* [Your assignment]
Among the entries below, find all lines that include "title" and copy them.

* [Material for the task]
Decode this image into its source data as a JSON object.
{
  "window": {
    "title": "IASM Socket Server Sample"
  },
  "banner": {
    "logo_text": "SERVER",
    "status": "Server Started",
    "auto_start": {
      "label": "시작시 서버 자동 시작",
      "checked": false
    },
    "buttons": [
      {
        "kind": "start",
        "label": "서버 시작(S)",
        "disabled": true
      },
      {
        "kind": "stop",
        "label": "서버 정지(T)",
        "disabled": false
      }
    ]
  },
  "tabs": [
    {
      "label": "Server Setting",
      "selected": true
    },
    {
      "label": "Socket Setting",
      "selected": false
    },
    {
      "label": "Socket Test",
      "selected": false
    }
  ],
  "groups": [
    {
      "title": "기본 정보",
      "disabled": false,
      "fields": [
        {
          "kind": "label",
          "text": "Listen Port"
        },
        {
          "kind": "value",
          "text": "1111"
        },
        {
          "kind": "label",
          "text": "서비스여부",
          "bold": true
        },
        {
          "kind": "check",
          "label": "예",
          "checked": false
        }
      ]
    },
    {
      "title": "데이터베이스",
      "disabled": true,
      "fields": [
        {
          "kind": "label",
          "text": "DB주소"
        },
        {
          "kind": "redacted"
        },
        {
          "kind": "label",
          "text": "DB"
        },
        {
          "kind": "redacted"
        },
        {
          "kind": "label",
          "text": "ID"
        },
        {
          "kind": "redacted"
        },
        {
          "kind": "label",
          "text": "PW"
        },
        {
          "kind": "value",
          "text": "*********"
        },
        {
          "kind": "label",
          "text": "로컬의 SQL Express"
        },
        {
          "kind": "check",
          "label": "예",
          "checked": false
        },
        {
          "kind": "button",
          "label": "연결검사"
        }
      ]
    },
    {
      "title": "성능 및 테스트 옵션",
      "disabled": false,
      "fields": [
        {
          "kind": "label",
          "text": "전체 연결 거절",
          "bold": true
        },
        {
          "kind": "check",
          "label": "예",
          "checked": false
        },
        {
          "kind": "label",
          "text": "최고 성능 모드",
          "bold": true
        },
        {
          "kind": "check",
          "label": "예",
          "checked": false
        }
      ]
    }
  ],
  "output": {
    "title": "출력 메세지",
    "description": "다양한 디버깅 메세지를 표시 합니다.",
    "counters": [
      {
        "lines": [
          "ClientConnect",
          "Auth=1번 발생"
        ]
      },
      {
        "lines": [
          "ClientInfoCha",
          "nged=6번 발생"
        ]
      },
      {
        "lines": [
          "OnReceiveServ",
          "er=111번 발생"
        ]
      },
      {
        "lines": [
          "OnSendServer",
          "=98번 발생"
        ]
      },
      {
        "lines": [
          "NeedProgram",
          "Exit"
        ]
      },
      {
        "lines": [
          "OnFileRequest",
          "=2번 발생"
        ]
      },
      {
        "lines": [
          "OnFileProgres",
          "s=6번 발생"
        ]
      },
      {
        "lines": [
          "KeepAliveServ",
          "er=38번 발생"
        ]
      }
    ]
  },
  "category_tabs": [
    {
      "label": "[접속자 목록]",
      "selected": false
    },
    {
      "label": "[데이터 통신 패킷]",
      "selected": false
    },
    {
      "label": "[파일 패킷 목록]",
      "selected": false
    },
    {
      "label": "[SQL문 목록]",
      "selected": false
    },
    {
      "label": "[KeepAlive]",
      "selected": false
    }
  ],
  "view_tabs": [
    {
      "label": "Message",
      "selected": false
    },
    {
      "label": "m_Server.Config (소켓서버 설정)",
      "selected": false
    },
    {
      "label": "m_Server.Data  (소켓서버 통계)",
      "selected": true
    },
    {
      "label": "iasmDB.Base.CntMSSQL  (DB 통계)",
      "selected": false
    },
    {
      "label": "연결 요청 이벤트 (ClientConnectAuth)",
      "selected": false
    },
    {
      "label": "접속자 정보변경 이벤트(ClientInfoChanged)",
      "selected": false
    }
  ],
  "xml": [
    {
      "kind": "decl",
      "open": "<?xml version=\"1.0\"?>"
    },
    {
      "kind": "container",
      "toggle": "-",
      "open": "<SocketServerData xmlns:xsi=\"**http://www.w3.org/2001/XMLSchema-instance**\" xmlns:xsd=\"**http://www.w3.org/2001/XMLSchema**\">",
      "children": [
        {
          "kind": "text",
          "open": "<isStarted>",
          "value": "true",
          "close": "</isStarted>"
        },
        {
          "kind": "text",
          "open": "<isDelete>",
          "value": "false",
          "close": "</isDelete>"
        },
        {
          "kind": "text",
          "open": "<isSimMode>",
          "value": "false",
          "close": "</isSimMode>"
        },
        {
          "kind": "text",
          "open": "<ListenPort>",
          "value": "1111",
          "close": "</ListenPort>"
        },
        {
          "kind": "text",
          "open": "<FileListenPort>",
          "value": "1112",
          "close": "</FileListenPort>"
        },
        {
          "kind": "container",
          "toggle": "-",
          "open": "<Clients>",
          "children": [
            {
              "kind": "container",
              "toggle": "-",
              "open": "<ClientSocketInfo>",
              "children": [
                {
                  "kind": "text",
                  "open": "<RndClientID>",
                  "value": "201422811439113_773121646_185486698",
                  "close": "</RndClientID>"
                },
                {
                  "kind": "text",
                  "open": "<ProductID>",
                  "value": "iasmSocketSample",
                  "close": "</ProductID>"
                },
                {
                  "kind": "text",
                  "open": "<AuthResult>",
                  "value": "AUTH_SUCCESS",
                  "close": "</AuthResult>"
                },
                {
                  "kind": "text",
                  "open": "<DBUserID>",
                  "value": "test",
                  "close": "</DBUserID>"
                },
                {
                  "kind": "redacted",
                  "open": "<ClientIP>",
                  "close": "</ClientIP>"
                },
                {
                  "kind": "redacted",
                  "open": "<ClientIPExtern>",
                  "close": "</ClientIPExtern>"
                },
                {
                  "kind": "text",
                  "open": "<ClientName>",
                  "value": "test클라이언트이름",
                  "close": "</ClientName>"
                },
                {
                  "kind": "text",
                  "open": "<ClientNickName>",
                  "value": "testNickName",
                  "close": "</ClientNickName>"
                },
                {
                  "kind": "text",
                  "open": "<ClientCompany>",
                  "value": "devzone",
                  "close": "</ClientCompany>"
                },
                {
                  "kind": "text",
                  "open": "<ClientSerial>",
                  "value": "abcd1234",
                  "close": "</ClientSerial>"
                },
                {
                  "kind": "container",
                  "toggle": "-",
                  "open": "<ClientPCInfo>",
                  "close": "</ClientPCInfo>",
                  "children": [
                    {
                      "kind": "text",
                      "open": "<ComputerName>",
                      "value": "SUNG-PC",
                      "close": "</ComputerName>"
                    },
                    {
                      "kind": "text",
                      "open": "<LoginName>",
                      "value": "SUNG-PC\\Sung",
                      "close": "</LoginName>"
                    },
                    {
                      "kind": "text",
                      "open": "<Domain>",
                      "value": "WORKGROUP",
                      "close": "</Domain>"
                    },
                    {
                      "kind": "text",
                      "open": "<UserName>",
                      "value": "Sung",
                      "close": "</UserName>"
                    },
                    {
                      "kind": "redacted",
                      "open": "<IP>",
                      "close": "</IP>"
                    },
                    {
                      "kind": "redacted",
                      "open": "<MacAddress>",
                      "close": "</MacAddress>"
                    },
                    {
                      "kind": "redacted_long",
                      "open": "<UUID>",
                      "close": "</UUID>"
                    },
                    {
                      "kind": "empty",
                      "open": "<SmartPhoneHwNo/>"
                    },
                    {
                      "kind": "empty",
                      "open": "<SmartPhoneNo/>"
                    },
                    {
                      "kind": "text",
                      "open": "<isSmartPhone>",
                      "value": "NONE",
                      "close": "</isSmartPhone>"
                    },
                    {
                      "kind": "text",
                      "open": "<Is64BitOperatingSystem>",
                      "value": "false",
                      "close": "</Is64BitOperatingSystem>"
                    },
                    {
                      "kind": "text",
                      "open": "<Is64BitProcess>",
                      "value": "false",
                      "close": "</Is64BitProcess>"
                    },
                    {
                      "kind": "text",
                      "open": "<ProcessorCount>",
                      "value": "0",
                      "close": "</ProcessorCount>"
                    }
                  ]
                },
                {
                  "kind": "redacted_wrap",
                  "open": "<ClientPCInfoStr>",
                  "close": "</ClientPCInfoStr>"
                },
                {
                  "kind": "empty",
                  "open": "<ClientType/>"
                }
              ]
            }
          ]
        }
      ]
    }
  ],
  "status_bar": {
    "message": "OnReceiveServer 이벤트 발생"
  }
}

* [Result]
    "title": "IASM Socket Server Sample"
      "title": "기본 정보",
      "title": "데이터베이스",
      "title": "성능 및 테스트 옵션",
    "title": "출력 메세지",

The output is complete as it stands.